Why Falklanders are the ones to watch at the Commonwealth Games

Stanley, Falkland Islands I’m not saying the Falklands is a tiny place, but last month, over the course of just a few hours, I had my hair cut by one international athlete and then my passport processed by another. Soon-to-be international athletes, anyway. They’re both part of the Islands’ team for this year’s Commonwealth Games, which is taking place in Birmingham this week. The Falklands has despatched 16 competitors across four sports: badminton, table tennis, cycling and bowls. For many participants, this is their first Commonwealth Games. For some, thanks largely to Covid, it will be their debut international appearance. The youngest, 15-year-old Ben Chater, has not only never competed internationally

Runaway inflation is proving costly for Turkey’s oil-wrestlers

Edirne, Turkey There is a distinctive sound that an oiled-up palm makes as it slaps against an oiled-up pair of leather shorts. Both squelchy and sharp, this noise rings around the Thracian town of Edirne each July as it hosts Turkey’s biggest oil-wrestling championship. As the name suggests, contenders are greased up with either olive, corn or sunflower oil before they start to fight. The competition begins with a languid ritual in which the wrestlers stomp around each other, touching the ground and themselves before commencing their tussle. The winner must then flip his opponent on to his back, often by reaching into his shorts and grabbing hold of a

The glorious return of the England cricket team

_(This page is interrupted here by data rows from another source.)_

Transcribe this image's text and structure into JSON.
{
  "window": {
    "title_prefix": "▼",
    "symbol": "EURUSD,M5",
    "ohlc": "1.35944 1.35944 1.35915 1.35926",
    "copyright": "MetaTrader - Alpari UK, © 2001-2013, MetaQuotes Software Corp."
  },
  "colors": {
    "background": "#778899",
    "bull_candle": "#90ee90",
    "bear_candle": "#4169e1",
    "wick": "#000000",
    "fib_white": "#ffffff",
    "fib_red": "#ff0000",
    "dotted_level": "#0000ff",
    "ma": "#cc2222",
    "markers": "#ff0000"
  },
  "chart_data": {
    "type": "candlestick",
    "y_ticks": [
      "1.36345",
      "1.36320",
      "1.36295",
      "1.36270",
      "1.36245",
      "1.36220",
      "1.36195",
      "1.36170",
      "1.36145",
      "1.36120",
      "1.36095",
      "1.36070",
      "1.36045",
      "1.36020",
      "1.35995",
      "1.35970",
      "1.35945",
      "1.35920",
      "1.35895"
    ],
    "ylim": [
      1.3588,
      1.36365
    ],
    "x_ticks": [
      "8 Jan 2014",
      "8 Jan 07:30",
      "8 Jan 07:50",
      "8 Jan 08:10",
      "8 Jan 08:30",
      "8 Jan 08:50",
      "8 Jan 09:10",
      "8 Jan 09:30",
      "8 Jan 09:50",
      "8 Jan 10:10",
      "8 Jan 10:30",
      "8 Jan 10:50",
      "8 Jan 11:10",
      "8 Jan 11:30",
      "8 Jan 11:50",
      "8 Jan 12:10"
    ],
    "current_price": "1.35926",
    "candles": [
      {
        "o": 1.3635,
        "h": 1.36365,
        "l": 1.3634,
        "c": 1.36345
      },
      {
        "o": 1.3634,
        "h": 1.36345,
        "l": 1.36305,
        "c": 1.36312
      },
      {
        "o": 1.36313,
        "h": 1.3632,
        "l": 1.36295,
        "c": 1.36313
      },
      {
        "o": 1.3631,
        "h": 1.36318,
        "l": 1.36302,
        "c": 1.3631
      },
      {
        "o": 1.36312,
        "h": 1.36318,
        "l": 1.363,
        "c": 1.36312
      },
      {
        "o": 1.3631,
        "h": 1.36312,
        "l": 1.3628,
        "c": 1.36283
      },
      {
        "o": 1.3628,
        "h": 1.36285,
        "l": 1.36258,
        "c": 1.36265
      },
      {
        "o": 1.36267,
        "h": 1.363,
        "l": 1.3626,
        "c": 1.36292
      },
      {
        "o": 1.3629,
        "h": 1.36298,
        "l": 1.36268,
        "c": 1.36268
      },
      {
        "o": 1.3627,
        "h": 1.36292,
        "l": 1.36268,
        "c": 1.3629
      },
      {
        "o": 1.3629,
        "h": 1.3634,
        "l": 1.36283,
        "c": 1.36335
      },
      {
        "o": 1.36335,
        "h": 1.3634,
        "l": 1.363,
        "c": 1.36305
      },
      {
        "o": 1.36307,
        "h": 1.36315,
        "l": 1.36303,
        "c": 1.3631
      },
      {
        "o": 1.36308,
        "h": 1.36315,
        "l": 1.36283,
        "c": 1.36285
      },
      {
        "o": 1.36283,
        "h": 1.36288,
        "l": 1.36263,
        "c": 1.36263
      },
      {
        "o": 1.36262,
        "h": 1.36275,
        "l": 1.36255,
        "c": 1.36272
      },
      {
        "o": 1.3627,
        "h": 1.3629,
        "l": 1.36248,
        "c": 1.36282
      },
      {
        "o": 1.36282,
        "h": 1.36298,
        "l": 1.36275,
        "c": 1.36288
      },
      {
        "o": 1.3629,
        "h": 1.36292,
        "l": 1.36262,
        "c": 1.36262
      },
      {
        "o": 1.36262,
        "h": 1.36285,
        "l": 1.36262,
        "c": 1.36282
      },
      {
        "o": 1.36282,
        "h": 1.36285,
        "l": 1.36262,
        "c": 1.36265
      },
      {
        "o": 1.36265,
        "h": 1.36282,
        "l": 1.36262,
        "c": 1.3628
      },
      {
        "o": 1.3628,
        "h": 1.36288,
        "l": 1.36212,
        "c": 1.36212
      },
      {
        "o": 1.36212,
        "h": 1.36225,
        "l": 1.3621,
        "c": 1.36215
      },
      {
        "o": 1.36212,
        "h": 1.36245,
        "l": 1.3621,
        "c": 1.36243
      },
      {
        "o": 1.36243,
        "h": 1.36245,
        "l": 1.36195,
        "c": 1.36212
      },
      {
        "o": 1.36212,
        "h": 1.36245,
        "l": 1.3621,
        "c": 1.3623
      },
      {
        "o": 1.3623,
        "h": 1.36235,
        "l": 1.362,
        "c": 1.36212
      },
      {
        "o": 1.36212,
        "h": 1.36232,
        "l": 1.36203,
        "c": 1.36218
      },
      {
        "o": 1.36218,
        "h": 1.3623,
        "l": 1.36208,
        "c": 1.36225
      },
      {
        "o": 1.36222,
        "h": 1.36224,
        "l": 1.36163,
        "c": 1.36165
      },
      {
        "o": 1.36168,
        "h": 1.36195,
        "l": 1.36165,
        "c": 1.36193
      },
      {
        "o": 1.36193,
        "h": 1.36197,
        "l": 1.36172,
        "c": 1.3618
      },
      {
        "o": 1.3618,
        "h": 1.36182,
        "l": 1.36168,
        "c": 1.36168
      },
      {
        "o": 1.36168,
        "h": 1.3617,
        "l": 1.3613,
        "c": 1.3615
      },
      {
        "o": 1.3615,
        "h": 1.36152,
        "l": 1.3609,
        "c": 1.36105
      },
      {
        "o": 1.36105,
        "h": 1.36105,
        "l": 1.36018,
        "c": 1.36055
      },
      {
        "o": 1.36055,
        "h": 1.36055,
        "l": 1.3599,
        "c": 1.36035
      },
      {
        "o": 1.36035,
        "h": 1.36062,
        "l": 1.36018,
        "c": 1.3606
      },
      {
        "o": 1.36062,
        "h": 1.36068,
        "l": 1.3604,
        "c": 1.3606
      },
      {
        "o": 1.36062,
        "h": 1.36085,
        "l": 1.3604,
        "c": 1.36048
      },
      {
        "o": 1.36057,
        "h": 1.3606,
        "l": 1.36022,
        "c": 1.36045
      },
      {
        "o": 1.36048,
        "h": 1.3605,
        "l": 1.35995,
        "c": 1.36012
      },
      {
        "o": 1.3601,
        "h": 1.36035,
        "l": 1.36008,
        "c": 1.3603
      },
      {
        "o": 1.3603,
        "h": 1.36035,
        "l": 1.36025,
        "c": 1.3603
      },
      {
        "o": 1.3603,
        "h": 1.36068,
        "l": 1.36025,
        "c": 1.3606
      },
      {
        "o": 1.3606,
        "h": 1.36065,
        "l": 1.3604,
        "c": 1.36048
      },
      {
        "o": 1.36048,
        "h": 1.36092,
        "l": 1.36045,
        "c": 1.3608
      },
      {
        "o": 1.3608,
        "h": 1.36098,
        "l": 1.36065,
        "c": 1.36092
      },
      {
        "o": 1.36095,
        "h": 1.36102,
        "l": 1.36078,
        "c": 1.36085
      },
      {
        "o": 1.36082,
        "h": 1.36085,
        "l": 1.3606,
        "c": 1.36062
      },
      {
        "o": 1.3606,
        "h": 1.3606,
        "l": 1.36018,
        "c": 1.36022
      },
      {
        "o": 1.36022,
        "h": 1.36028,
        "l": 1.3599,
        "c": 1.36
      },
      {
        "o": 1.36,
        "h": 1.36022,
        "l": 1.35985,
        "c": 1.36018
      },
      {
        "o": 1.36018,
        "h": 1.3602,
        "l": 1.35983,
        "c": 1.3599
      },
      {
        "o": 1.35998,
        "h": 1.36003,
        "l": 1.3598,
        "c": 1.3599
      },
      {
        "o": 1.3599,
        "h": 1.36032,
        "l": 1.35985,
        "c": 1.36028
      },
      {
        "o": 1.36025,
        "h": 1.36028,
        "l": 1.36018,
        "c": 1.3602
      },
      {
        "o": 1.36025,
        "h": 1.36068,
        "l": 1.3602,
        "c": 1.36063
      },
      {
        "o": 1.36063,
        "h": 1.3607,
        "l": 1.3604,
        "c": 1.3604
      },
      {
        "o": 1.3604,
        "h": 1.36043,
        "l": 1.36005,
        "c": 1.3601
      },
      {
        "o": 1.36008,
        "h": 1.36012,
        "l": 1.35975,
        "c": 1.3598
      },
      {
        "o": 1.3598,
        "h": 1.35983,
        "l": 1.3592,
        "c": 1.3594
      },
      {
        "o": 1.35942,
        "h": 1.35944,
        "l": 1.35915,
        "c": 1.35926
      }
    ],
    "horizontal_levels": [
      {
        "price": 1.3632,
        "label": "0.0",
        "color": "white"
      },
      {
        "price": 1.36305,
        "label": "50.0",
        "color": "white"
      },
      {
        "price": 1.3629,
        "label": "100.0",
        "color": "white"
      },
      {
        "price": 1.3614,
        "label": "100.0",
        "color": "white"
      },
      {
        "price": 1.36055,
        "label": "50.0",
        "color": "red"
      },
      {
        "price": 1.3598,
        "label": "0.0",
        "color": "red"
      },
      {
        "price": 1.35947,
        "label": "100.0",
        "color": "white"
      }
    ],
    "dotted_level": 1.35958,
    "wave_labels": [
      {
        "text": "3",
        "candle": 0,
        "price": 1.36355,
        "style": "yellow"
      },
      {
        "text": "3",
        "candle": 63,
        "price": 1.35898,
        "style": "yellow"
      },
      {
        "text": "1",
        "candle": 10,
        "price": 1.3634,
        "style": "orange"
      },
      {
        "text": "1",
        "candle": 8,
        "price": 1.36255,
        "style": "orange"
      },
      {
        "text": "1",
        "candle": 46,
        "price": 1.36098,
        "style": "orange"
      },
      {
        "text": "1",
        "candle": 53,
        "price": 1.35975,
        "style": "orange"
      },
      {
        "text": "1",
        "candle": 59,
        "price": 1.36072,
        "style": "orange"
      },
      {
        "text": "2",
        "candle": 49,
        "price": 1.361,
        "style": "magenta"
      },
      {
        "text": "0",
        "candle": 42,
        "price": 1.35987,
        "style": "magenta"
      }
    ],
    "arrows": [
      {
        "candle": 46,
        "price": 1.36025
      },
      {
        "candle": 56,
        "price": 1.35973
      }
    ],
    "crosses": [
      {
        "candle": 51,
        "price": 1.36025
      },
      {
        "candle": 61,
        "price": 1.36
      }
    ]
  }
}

Let civilisation fall apart if it must. I no longer care. The England men’s cricket team is suddenly playing with such swaggering magnificence that everything else – endless culture wars, inflation, even the threat of hypersonically delivered nuclear annihilation from Russia – pales into insignificance. I just want to watch my heroes – Ben Stokes, Joe Root and the rest – play the game I love like deities. If Putin is going to press the big red button then so be it. As the temperature rises to a million degrees celsius here in Putney, I will console myself that at least I witnessed Jonny Bairstow’s transcendentally perfect innings at Trent

Is any sporting event more brutal than the Tour de France?

That great Frenchman the Marquis de Sade would have been justly proud of the Tour de France had he lived to see the day. Should we deduce that sado-masochism is a French trait? No question. Has there ever been a more brutal event in world sport? This year’s race kicks off in Denmark (yes, really) at the weekend on its way to more than 3,500km of lung-busting effort. The question is: can anyone stop Tadej Pogacar, the 23-year-old Slovenian prodigy and winner of the last two Tours? He is in staggering form this year, having minced his home Tour and a series of other races. A brilliant climber and time